WASHINGTON – The White House and members of U.S. Congress are in early discussions about how to give the Federal Aviation Administration a role in monitoring the space environment and heading off collisions between commercial satellites, a task currently handled by the U.S. Air Force, sources tell SpaceNews.
The discussion has a sense of urgency, sources said, as several new businesses, many with ties to Silicon Valley, have plans to launch hundreds of satellites in the coming years. With that in mind, proponents are asking Congress to move quickly to find a home for space traffic management.
Any such shift likely would have the blessing of the Pentagon. Leaders from Air Force Space Command and U.S. Strategic Command have said they would like to lessen the burden on military space operators so they can concentrate on preparing for potential conflicts in space.
Currently, the Joint Space Operations Center (JSpOC) at Vandenberg Air Force base in California is responsible for providing services including orbital object tracking and collision avoidance warnings. But with hundreds of new satellites planned for launch in the next few years, the JSpOC’s workload is expected to increase while its funding likely will remain flat or decline.
Rep. Jim Bridenstine (R-Okla.), a member of both the House Armed Services and Space, Science and Technology committees, said Nov. 16 the Defense Department has inherited the space traffic control role by default.
“The DoD needs to focused on fighting wars in space,” Bridenstine said at a workshop sponsored by the National Geospatial-Intelligence Agency and the U.S Geospatial Intelligence Foundation.
While the idea of offloading the military’s space traffic management responsibilities routinely resurfaces every few years, a lack of consensus over who would take over has kept it from making any real progress, although the FAA is the only agency consistently mentioned.
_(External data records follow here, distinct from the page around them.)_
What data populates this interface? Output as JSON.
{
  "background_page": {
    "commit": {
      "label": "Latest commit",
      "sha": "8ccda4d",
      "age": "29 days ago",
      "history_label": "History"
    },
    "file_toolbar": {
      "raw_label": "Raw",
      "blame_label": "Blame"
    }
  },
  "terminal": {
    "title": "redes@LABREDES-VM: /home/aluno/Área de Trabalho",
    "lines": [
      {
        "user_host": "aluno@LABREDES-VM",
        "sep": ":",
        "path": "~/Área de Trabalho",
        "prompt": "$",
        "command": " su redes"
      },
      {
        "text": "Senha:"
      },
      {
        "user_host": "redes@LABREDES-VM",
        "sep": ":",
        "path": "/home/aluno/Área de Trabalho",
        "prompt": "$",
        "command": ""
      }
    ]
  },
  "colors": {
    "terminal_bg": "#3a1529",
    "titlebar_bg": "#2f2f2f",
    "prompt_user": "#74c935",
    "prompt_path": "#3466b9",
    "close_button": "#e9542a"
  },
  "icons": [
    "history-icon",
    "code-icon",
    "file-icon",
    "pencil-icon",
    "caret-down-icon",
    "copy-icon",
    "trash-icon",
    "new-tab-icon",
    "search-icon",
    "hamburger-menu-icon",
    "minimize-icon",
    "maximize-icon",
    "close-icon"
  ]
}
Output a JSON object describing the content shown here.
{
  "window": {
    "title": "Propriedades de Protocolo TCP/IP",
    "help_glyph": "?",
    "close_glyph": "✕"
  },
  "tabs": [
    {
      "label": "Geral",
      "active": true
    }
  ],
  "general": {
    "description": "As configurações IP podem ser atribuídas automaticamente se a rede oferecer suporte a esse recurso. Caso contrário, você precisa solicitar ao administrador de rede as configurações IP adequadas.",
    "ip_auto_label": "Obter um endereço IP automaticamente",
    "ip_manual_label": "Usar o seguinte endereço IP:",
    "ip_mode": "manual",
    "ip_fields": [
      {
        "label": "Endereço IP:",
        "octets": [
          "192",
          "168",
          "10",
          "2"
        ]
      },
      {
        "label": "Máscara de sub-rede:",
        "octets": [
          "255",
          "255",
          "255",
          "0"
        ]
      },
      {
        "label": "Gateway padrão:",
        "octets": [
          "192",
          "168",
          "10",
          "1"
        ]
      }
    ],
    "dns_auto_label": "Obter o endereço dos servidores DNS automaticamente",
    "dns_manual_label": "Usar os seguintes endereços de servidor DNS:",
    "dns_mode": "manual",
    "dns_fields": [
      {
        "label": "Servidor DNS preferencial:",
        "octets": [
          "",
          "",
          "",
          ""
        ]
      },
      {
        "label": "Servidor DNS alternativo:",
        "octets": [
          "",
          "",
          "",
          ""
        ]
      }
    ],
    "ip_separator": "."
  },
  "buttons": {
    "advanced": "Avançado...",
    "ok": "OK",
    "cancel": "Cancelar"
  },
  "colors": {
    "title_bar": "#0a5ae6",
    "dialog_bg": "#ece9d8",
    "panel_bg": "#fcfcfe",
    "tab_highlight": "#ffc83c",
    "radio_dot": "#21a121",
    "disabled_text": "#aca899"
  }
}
“We keep hearing [the Air Force] shouldn’t be the FAA for space,” Bridenstine said. “Which says to me, maybe the FAA should be the FAA for space.”
Bridenstine stressed that as a conservative Republican he generally opposes new regulations for industry. But in this case, new rules might be necessary he said.
At least some industry officials appear to be on the same page when it comes to space traffic management.
“The real question is, can [the Air Force] continue to play that role,” Kay Sears, president of Intelsat General Corp. of McLean, Virginia, said during a recent panel discussion here. She also said new industry regulations might be necessary to preserve order in the orbital environment.
The impetus for any change in jurisdiction over space traffic management likely would have to come from Congress, sources said, with one possible legislative vehicle being the reauthorization bill for the FAA, whose current authorization expires in March. That bill will be drafted by the House Transportation aviation subcommittee, which is led by Reps. Frank LoBiondo (R-N.J.) as chairman and Rick Larsen (D-Wash.) as ranking member. The lawmakers also serve on the House Armed Services Committee. LoBiondo is also a member of the House intelligence committee, putting both men in position to receive national security space briefings..
A spokesman for LoBiondo’s office did not reply to questions from SpaceNews.
In June, Lt. Gen. James Kowalski, then the deputy commander of Strategic Command, said the notion of making space traffic management a civilian responsibility is driven in part by the long-term budget outlook.
“As we face budget cuts, as we face personnel cuts … doing air traffic control in space may not be the best use of” military space operators, Kowalski said. “If the answer is ‘we want you to keep doing this for the decade or more,’ then we’ll keep doing it, but there may be other things we can’t do.”